#### Assigned task
Give the number of lines in the records that include the word "here", and nothing besides.

Records for the exercise below:

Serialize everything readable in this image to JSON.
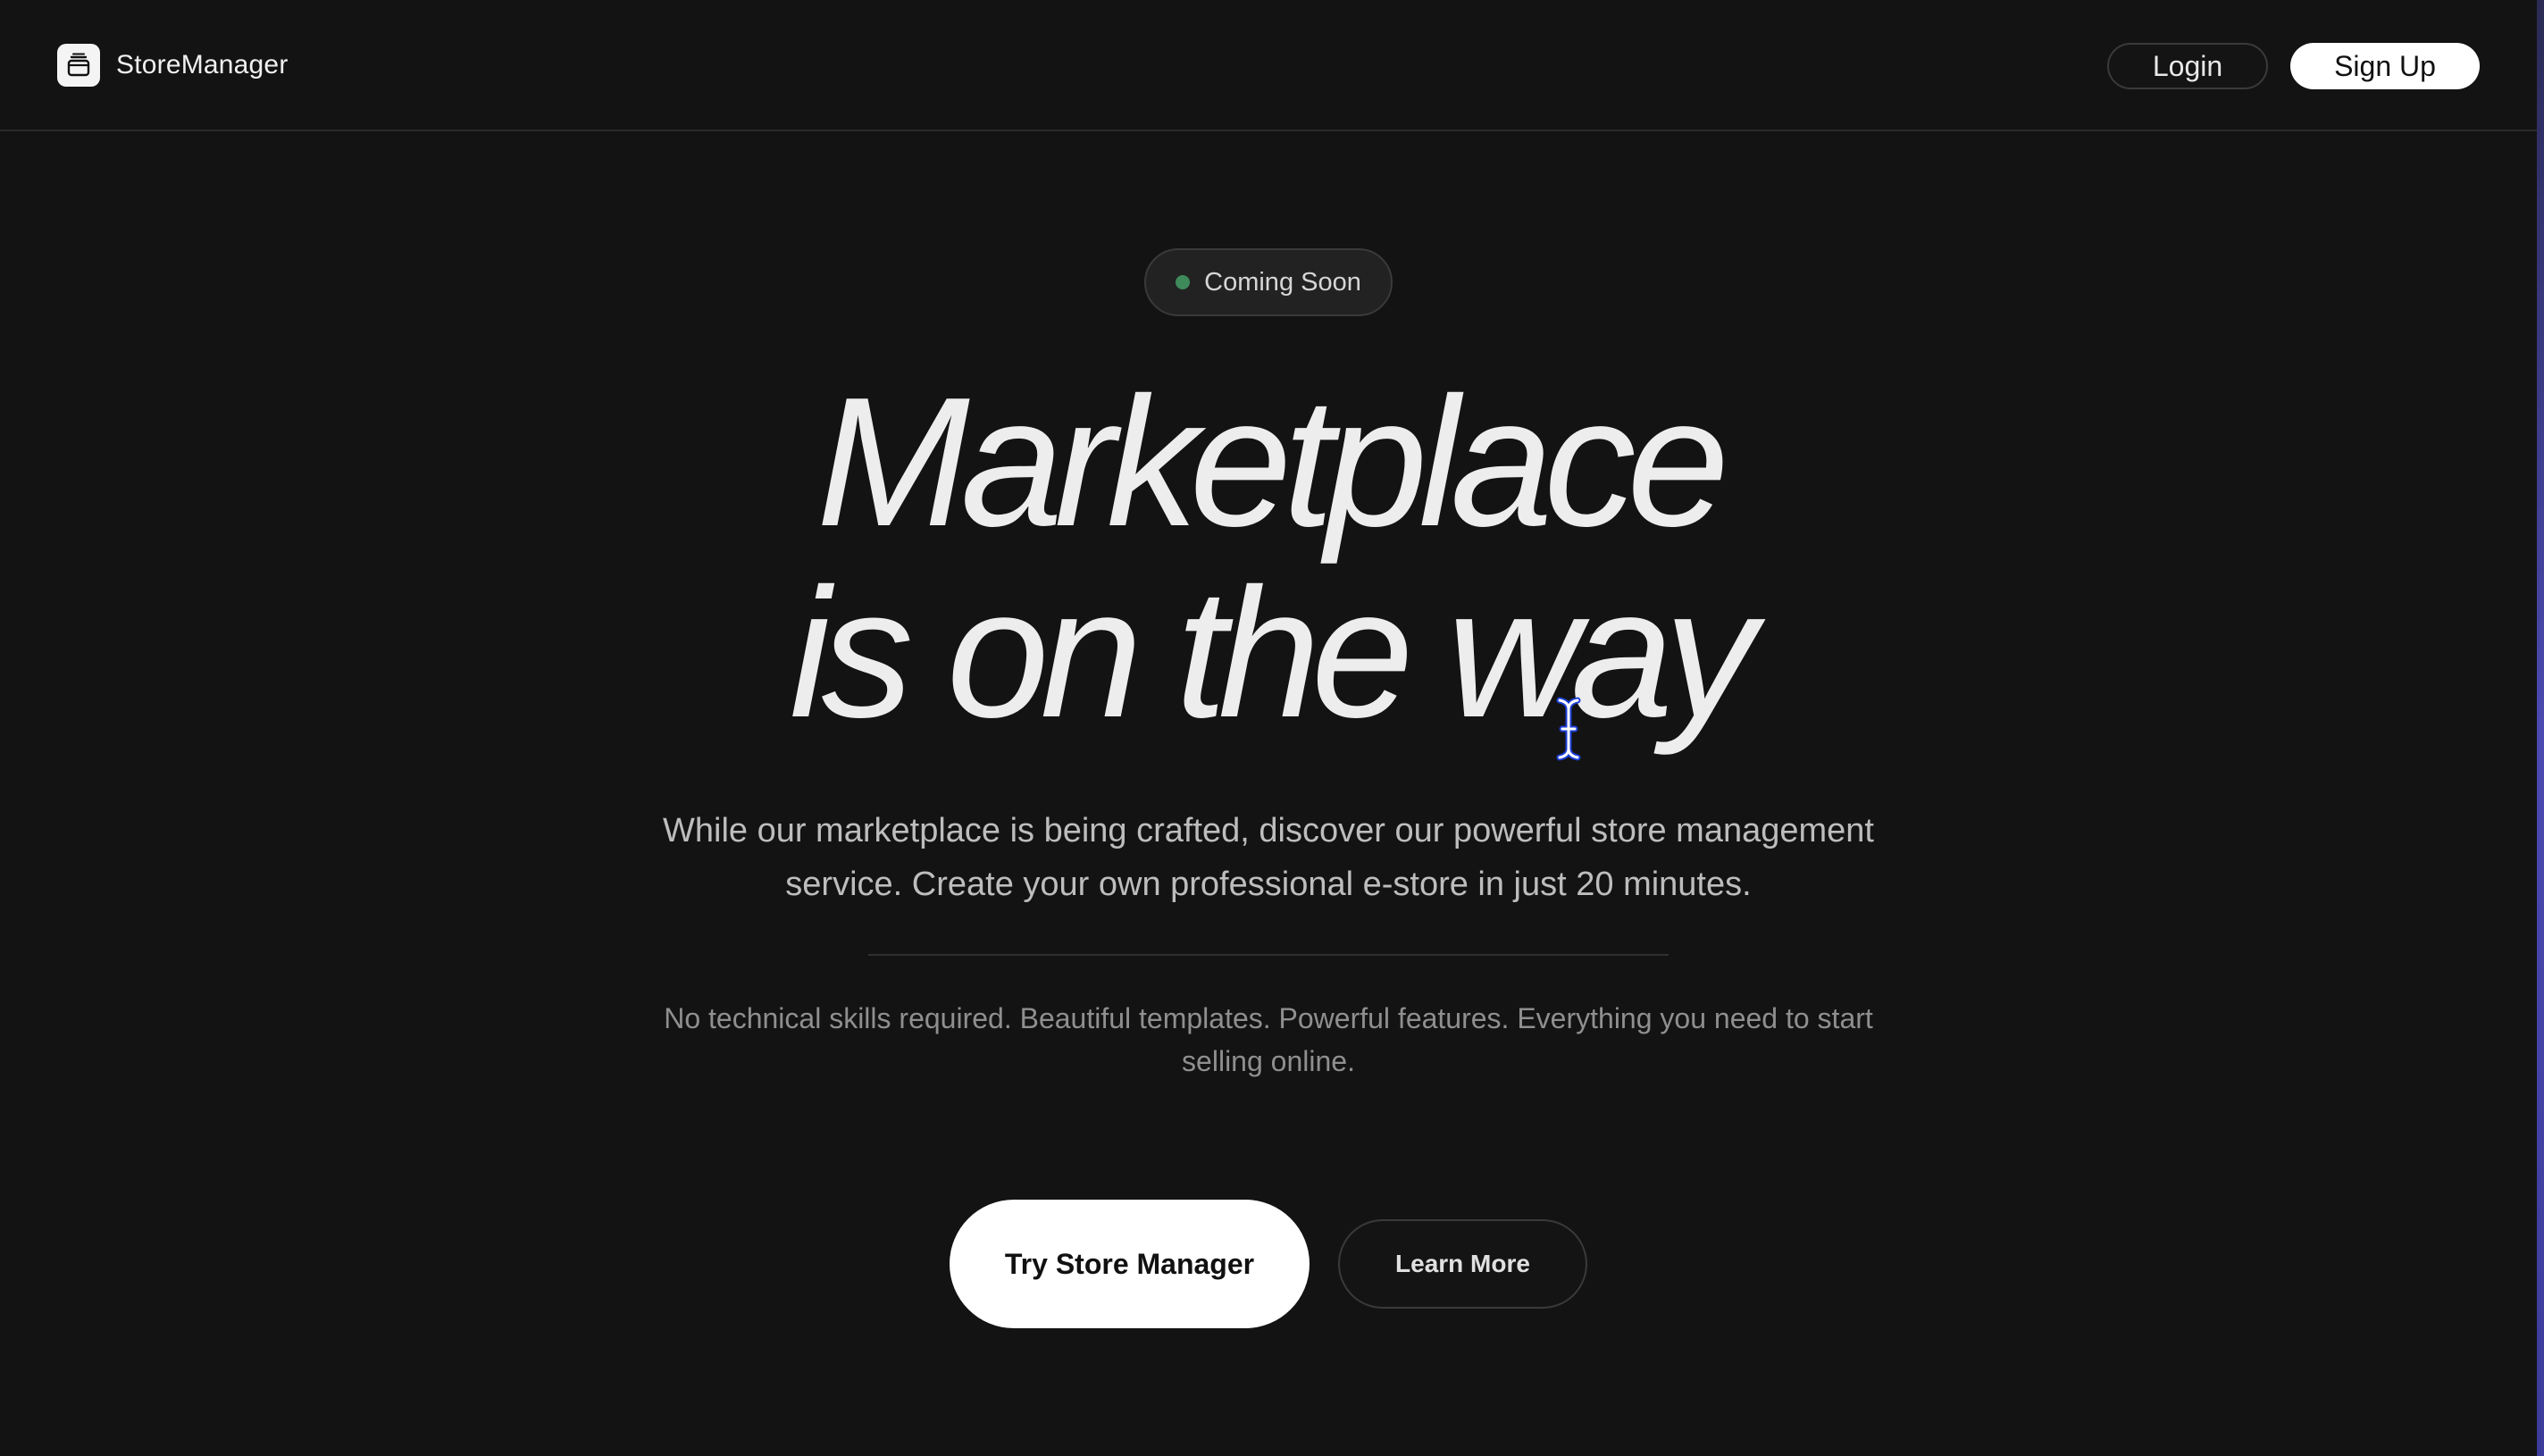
{
  "header": {
    "brand_name": "StoreManager",
    "brand_icon": "store-box-icon",
    "login_label": "Login",
    "signup_label": "Sign Up"
  },
  "hero": {
    "badge_label": "Coming Soon",
    "badge_dot_color": "#3f8a5a",
    "headline_line1": "Marketplace",
    "headline_line2": "is on the way",
    "subtext": "While our marketplace is being crafted, discover our powerful store management service. Create your own professional e-store in just 20 minutes.",
    "small_text": "No technical skills required. Beautiful templates. Powerful features. Everything you need to start selling online.",
    "primary_cta": "Try Store Manager",
    "secondary_cta": "Learn More"
  },
  "colors": {
    "background": "#131313",
    "primary_button": "#ffffff",
    "text": "#ededed"
  }
}
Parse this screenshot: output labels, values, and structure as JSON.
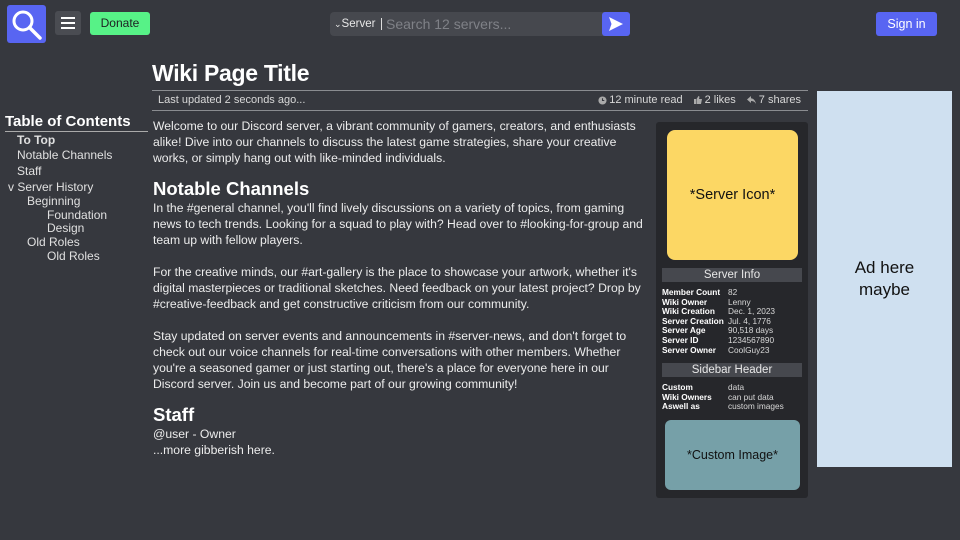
{
  "header": {
    "donate_label": "Donate",
    "search_scope": "Server",
    "search_placeholder": "Search 12 servers...",
    "signin_label": "Sign in",
    "icons": [
      "search-logo-icon",
      "hamburger-menu-icon",
      "chevron-down-icon",
      "send-icon"
    ]
  },
  "page": {
    "title": "Wiki Page Title",
    "last_updated": "Last updated 2 seconds ago...",
    "read_time": "12 minute read",
    "likes": "2 likes",
    "shares": "7 shares"
  },
  "toc": {
    "title": "Table of Contents",
    "items": [
      {
        "label": "To Top"
      },
      {
        "label": "Notable Channels"
      },
      {
        "label": "Staff"
      },
      {
        "label": "v Server History"
      },
      {
        "label": "Beginning"
      },
      {
        "label": "Foundation"
      },
      {
        "label": "Design"
      },
      {
        "label": "Old Roles"
      },
      {
        "label": "Old Roles"
      }
    ]
  },
  "content": {
    "intro": "Welcome to our Discord server, a vibrant community of gamers, creators, and enthusiasts alike! Dive into our channels to discuss the latest game strategies, share your creative works, or simply hang out with like-minded individuals.",
    "section1_title": "Notable Channels",
    "section1_p1": "In the #general channel, you'll find lively discussions on a variety of topics, from gaming news to tech trends. Looking for a squad to play with? Head over to #looking-for-group and team up with fellow players.",
    "section1_p2": "For the creative minds, our #art-gallery is the place to showcase your artwork, whether it's digital masterpieces or traditional sketches. Need feedback on your latest project? Drop by #creative-feedback and get constructive criticism from our community.",
    "section1_p3": "Stay updated on server events and announcements in #server-news, and don't forget to check out our voice channels for real-time conversations with other members. Whether you're a seasoned gamer or just starting out, there's a place for everyone here in our Discord server. Join us and become part of our growing community!",
    "section2_title": "Staff",
    "staff_line1": "@user - Owner",
    "staff_line2": "...more gibberish here."
  },
  "infobox": {
    "server_icon_label": "*Server Icon*",
    "info_header": "Server Info",
    "info_rows": [
      {
        "key": "Member Count",
        "value": "82"
      },
      {
        "key": "Wiki Owner",
        "value": "Lenny"
      },
      {
        "key": "Wiki Creation",
        "value": "Dec. 1, 2023"
      },
      {
        "key": "Server Creation",
        "value": "Jul. 4, 1776"
      },
      {
        "key": "Server Age",
        "value": "90,518 days"
      },
      {
        "key": "Server ID",
        "value": "1234567890"
      },
      {
        "key": "Server Owner",
        "value": "CoolGuy23"
      }
    ],
    "sidebar_header": "Sidebar Header",
    "sidebar_rows": [
      {
        "key": "Custom",
        "value": "data"
      },
      {
        "key": "Wiki Owners",
        "value": "can put data"
      },
      {
        "key": "Aswell as",
        "value": "custom images"
      }
    ],
    "custom_image_label": "*Custom Image*"
  },
  "ad": {
    "line1": "Ad here",
    "line2": "maybe"
  },
  "colors": {
    "background": "#36383e",
    "accent": "#5865f2",
    "donate": "#57f287",
    "server_icon": "#fcd764",
    "custom_image": "#76a0a8",
    "ad": "#cfe0f0"
  }
}
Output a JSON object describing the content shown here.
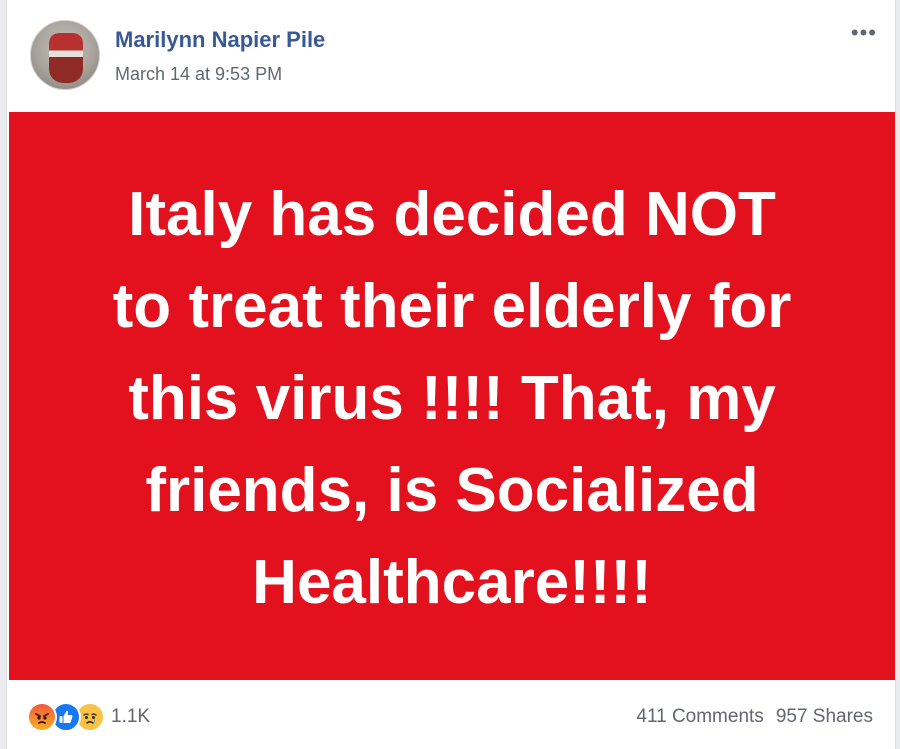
{
  "post": {
    "author": "Marilynn Napier Pile",
    "timestamp": "March 14 at 9:53 PM",
    "more_label": "•••",
    "image_text": "Italy has decided NOT\nto treat their elderly for\nthis virus !!!!  That, my\nfriends, is Socialized\nHealthcare!!!!",
    "image_background": "#e3101e"
  },
  "footer": {
    "reactions": [
      "angry-icon",
      "like-icon",
      "sad-icon"
    ],
    "reaction_count": "1.1K",
    "comments": "411 Comments",
    "shares": "957 Shares"
  },
  "colors": {
    "author_link": "#385898",
    "secondary_text": "#606770",
    "like_blue": "#1877f2"
  }
}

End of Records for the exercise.

#### Written response
4